Damage done by Nigeria's oil pirates

This striking photograph shows the deadly blow humans have inflicted on the Niger Delta.

Parts of the once-thriving ecosystem in Nigeria's oil-rich delta have been transformed into an ecological dead zone because of oil bunkering - the practice of siphoning oil from pipelines.

Oil pirates puncture holes in pipelines, steal the crude oil, and then transport it to be sold on the black market or to be refined.

Both the theft and refining process leave behind oil spills that cause severe environmental damage to the delta, turning it into a scorched earth of oil slicks, polluted waters and sparse vegetation.

The rusted structures seen here are part of the refining process, while the boats are used to transport the stolen oil to various locations hidden deep in the delta.
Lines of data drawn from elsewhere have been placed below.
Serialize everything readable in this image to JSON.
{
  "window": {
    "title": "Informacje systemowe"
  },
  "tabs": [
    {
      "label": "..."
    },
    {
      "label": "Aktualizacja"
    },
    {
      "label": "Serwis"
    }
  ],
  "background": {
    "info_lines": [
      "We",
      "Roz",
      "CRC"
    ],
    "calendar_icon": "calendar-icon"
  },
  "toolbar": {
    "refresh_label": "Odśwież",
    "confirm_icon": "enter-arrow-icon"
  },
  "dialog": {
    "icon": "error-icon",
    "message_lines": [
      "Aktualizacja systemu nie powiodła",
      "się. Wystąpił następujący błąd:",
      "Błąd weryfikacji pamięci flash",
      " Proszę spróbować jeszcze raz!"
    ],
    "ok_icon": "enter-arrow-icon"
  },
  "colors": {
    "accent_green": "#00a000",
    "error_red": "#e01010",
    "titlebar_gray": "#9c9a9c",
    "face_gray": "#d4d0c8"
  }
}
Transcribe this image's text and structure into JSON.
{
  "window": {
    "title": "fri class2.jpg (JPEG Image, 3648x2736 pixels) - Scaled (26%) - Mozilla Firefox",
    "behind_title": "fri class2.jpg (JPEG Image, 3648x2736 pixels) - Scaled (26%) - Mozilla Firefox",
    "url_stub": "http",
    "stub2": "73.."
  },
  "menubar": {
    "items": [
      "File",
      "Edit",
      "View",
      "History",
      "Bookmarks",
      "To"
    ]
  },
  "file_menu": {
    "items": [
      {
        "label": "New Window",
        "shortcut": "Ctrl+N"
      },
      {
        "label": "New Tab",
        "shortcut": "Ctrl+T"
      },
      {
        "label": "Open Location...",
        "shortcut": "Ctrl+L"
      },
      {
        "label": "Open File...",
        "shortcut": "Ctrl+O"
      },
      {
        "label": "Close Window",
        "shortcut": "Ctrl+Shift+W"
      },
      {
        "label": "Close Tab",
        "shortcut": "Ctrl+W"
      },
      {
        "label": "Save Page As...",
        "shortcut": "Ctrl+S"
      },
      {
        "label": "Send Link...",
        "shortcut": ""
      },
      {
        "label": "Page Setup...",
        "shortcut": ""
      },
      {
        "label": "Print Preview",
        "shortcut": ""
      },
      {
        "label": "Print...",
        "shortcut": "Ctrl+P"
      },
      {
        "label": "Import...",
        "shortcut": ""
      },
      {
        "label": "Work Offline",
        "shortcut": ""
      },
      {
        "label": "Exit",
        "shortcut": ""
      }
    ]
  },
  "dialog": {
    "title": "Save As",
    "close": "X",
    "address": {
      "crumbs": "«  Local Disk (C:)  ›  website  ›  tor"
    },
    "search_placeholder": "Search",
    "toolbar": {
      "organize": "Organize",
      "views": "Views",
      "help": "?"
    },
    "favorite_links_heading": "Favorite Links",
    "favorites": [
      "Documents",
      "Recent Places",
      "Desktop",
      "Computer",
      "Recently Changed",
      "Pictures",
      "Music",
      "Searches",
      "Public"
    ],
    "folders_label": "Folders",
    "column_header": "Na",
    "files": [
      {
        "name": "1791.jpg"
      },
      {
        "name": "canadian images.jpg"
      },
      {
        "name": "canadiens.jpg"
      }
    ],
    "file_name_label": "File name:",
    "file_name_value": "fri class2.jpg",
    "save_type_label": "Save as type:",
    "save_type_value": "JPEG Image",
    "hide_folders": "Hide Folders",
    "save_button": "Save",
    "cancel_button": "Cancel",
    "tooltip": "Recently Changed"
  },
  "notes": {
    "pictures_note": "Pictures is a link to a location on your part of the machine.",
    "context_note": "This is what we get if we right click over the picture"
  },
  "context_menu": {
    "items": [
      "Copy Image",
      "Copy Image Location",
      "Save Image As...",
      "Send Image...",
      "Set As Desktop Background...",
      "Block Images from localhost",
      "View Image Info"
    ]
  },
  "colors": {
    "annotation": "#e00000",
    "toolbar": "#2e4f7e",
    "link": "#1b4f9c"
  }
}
This shot by photographic artist Edward Burtynsky is part of his new multidisciplinary project, Anthropocene, which explores the idea proposed by some scientists that a geological epoch shaped by human activity has begun.

It is the second of a series featuring his unsettling images that will explore the impact of humanity on the planet.

TOMORROW: Fertiliser producer Uralkali's potash mine in Berezniki, Russia.

Find out more about climate change and how it could affect you on the ST microsite here.

A version of this article appeared in the print edition of The Straits Times on October 02, 2019, with the headline Damage done by Nigeria's oil pirates. Subscribe